[TASK OBJECTIVE]: Identify each line below that contains the word "JSON", and copy it out.

##### RECORDS FOR THIS EXERCISE

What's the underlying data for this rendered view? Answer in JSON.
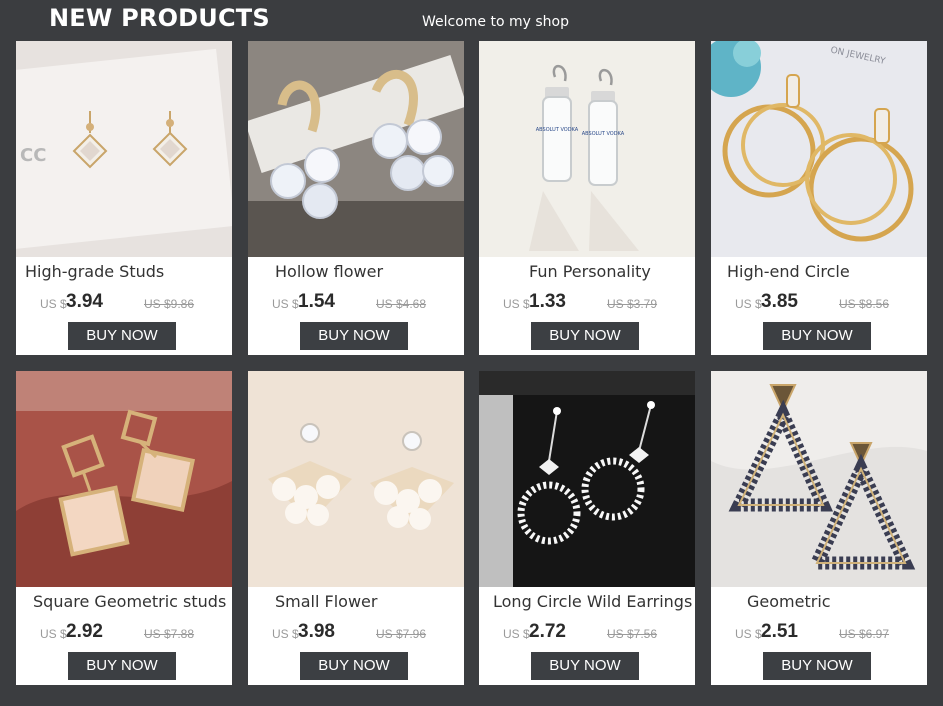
{
  "header": {
    "title": "NEW PRODUCTS",
    "subtitle": "Welcome to my shop"
  },
  "products": [
    {
      "name": "High-grade Studs",
      "currency": "US $",
      "price": "3.94",
      "original_price": "US $9.86",
      "button_label": "BUY NOW"
    },
    {
      "name": "Hollow flower",
      "currency": "US $",
      "price": "1.54",
      "original_price": "US $4.68",
      "button_label": "BUY NOW"
    },
    {
      "name": "Fun Personality",
      "currency": "US $",
      "price": "1.33",
      "original_price": "US $3.79",
      "button_label": "BUY NOW"
    },
    {
      "name": "High-end Circle",
      "currency": "US $",
      "price": "3.85",
      "original_price": "US $8.56",
      "button_label": "BUY NOW"
    },
    {
      "name": "Square Geometric studs",
      "currency": "US $",
      "price": "2.92",
      "original_price": "US $7.88",
      "button_label": "BUY NOW"
    },
    {
      "name": "Small Flower",
      "currency": "US $",
      "price": "3.98",
      "original_price": "US $7.96",
      "button_label": "BUY NOW"
    },
    {
      "name": "Long Circle Wild Earrings",
      "currency": "US $",
      "price": "2.72",
      "original_price": "US $7.56",
      "button_label": "BUY NOW"
    },
    {
      "name": "Geometric",
      "currency": "US $",
      "price": "2.51",
      "original_price": "US $6.97",
      "button_label": "BUY NOW"
    }
  ],
  "photo_labels": {
    "stud_card_logo": "CC",
    "vodka_label_1": "ABSOLUT VODKA",
    "vodka_label_2": "ABSOLUT VODKA",
    "jewelry_card_text": "ON JEWELRY"
  },
  "colors": {
    "background": "#3b3d40",
    "card": "#ffffff",
    "button": "#3c3f43",
    "button_text": "#ffffff",
    "price_text": "#2b2b2b",
    "muted_text": "#9a9a9a"
  }
}
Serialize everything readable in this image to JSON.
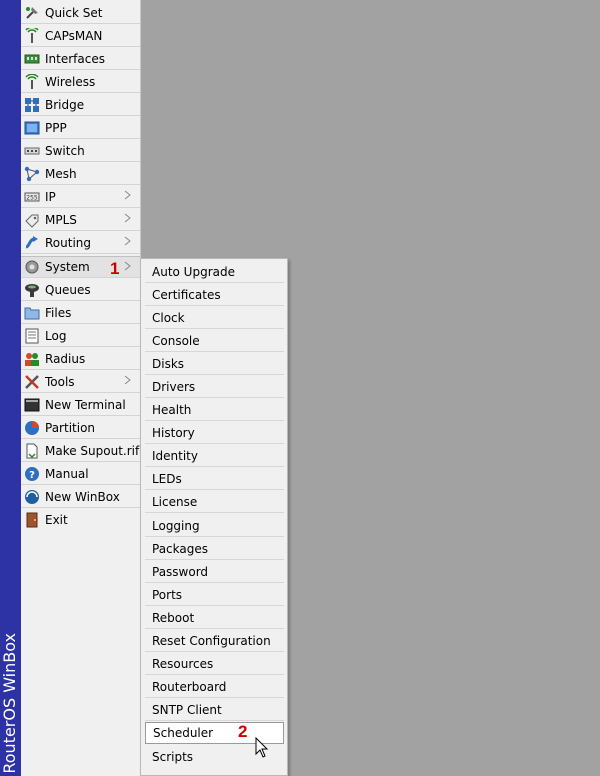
{
  "brand": "RouterOS WinBox",
  "menu": {
    "items": [
      {
        "label": "Quick Set",
        "icon": "quick-set-icon"
      },
      {
        "label": "CAPsMAN",
        "icon": "capsman-icon"
      },
      {
        "label": "Interfaces",
        "icon": "interfaces-icon"
      },
      {
        "label": "Wireless",
        "icon": "wireless-icon"
      },
      {
        "label": "Bridge",
        "icon": "bridge-icon"
      },
      {
        "label": "PPP",
        "icon": "ppp-icon"
      },
      {
        "label": "Switch",
        "icon": "switch-icon"
      },
      {
        "label": "Mesh",
        "icon": "mesh-icon"
      },
      {
        "label": "IP",
        "icon": "ip-icon",
        "submenu": true
      },
      {
        "label": "MPLS",
        "icon": "mpls-icon",
        "submenu": true
      },
      {
        "label": "Routing",
        "icon": "routing-icon",
        "submenu": true
      },
      {
        "label": "System",
        "icon": "system-icon",
        "submenu": true,
        "selected": true
      },
      {
        "label": "Queues",
        "icon": "queues-icon"
      },
      {
        "label": "Files",
        "icon": "files-icon"
      },
      {
        "label": "Log",
        "icon": "log-icon"
      },
      {
        "label": "Radius",
        "icon": "radius-icon"
      },
      {
        "label": "Tools",
        "icon": "tools-icon",
        "submenu": true
      },
      {
        "label": "New Terminal",
        "icon": "terminal-icon"
      },
      {
        "label": "Partition",
        "icon": "partition-icon"
      },
      {
        "label": "Make Supout.rif",
        "icon": "supout-icon"
      },
      {
        "label": "Manual",
        "icon": "manual-icon"
      },
      {
        "label": "New WinBox",
        "icon": "winbox-icon"
      },
      {
        "label": "Exit",
        "icon": "exit-icon"
      }
    ]
  },
  "system_submenu": {
    "items": [
      "Auto Upgrade",
      "Certificates",
      "Clock",
      "Console",
      "Disks",
      "Drivers",
      "Health",
      "History",
      "Identity",
      "LEDs",
      "License",
      "Logging",
      "Packages",
      "Password",
      "Ports",
      "Reboot",
      "Reset Configuration",
      "Resources",
      "Routerboard",
      "SNTP Client",
      "Scheduler",
      "Scripts"
    ],
    "hovered": "Scheduler"
  },
  "annotations": {
    "step1": "1",
    "step2": "2"
  },
  "colors": {
    "sidebar": "#2d33a5",
    "desktop": "#a3a2a3",
    "annotation": "#d00000"
  }
}
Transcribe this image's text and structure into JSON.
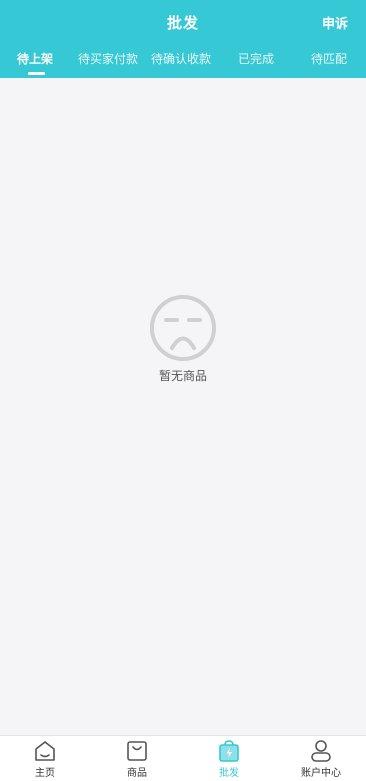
{
  "header": {
    "title": "批发",
    "appeal_label": "申诉"
  },
  "tabs": [
    {
      "label": "待上架",
      "active": true
    },
    {
      "label": "待买家付款",
      "active": false
    },
    {
      "label": "待确认收款",
      "active": false
    },
    {
      "label": "已完成",
      "active": false
    },
    {
      "label": "待匹配",
      "active": false
    }
  ],
  "empty_state": {
    "icon": "sad-face-icon",
    "message": "暂无商品"
  },
  "bottom_nav": [
    {
      "label": "主页",
      "icon": "home-icon",
      "active": false
    },
    {
      "label": "商品",
      "icon": "bag-icon",
      "active": false
    },
    {
      "label": "批发",
      "icon": "wholesale-bag-icon",
      "active": true
    },
    {
      "label": "账户中心",
      "icon": "user-icon",
      "active": false
    }
  ],
  "colors": {
    "accent": "#36c8d4",
    "background": "#f5f4f7",
    "icon_gray": "#d0d0d0"
  }
}
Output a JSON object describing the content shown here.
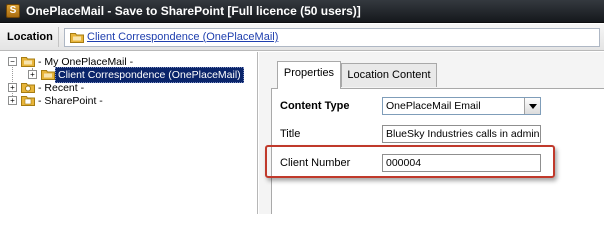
{
  "window": {
    "title": "OnePlaceMail - Save to SharePoint [Full licence (50 users)]",
    "app_icon_glyph": "S"
  },
  "location_bar": {
    "label": "Location",
    "path": "Client Correspondence (OnePlaceMail)"
  },
  "tree": {
    "items": [
      {
        "label": "- My OnePlaceMail -",
        "expander": "−"
      },
      {
        "label": "Client Correspondence (OnePlaceMail)",
        "expander": "+",
        "selected": true
      },
      {
        "label": "- Recent -",
        "expander": "+"
      },
      {
        "label": "- SharePoint -",
        "expander": "+"
      }
    ]
  },
  "tabs": [
    {
      "label": "Properties",
      "active": true
    },
    {
      "label": "Location Content",
      "active": false
    }
  ],
  "properties": {
    "content_type": {
      "label": "Content Type",
      "value": "OnePlaceMail Email"
    },
    "title": {
      "label": "Title",
      "value": "BlueSky Industries calls in administrato"
    },
    "client_number": {
      "label": "Client Number",
      "value": "000004"
    }
  },
  "colors": {
    "highlight": "#c0392b",
    "selection": "#0a246a",
    "link": "#1f3fae",
    "folder": "#e8b53a"
  }
}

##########

[SOLUTION TO THE EXERCISE]:
What's the underlying data for this rendered view? Answer in JSON.
Serialize everything readable in this image to JSON.
Transcribe this image's text and structure into JSON.
Output a JSON object describing the content shown here.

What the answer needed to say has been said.